* Exercise directions: Set down every line of the data, unchanged and complete.
Exercise materials section start
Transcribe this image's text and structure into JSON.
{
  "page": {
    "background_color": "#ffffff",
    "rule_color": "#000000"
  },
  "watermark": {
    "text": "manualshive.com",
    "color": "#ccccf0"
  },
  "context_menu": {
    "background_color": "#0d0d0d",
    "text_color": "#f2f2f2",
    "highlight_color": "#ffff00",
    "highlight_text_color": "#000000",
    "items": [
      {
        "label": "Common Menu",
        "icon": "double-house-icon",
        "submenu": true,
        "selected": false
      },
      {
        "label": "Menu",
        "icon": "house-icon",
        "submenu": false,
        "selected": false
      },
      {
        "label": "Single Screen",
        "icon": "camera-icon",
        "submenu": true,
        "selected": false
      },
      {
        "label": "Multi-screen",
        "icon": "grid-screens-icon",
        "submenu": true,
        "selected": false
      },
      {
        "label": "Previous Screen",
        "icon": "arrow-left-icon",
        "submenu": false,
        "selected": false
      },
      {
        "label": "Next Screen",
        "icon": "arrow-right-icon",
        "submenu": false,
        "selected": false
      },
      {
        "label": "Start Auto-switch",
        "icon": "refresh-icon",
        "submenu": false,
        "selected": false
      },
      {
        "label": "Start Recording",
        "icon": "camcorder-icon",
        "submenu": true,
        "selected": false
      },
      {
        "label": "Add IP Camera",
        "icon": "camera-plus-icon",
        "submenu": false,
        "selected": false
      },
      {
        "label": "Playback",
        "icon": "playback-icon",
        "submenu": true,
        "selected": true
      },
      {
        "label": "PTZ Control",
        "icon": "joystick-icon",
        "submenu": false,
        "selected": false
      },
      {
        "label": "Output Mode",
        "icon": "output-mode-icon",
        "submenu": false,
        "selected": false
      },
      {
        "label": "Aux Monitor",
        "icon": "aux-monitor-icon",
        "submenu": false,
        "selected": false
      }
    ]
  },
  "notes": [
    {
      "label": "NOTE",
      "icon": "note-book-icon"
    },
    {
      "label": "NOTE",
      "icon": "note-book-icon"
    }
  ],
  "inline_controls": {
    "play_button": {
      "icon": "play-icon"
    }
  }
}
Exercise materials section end
* Output of the task:
Transcribe this image's text and structure into JSON.
{
  "page": {
    "background_color": "#ffffff",
    "rule_color": "#000000"
  },
  "watermark": {
    "text": "manualshive.com",
    "color": "#ccccf0"
  },
  "context_menu": {
    "background_color": "#0d0d0d",
    "text_color": "#f2f2f2",
    "highlight_color": "#ffff00",
    "highlight_text_color": "#000000",
    "items": [
      {
        "label": "Common Menu",
        "icon": "double-house-icon",
        "submenu": true,
        "selected": false
      },
      {
        "label": "Menu",
        "icon": "house-icon",
        "submenu": false,
        "selected": false
      },
      {
        "label": "Single Screen",
        "icon": "camera-icon",
        "submenu": true,
        "selected": false
      },
      {
        "label": "Multi-screen",
        "icon": "grid-screens-icon",
        "submenu": true,
        "selected": false
      },
      {
        "label": "Previous Screen",
        "icon": "arrow-left-icon",
        "submenu": false,
        "selected": false
      },
      {
        "label": "Next Screen",
        "icon": "arrow-right-icon",
        "submenu": false,
        "selected": false
      },
      {
        "label": "Start Auto-switch",
        "icon": "refresh-icon",
        "submenu": false,
        "selected": false
      },
      {
        "label": "Start Recording",
        "icon": "camcorder-icon",
        "submenu": true,
        "selected": false
      },
      {
        "label": "Add IP Camera",
        "icon": "camera-plus-icon",
        "submenu": false,
        "selected": false
      },
      {
        "label": "Playback",
        "icon": "playback-icon",
        "submenu": true,
        "selected": true
      },
      {
        "label": "PTZ Control",
        "icon": "joystick-icon",
        "submenu": false,
        "selected": false
      },
      {
        "label": "Output Mode",
        "icon": "output-mode-icon",
        "submenu": false,
        "selected": false
      },
      {
        "label": "Aux Monitor",
        "icon": "aux-monitor-icon",
        "submenu": false,
        "selected": false
      }
    ]
  },
  "notes": [
    {
      "label": "NOTE",
      "icon": "note-book-icon"
    },
    {
      "label": "NOTE",
      "icon": "note-book-icon"
    }
  ],
  "inline_controls": {
    "play_button": {
      "icon": "play-icon"
    }
  }
}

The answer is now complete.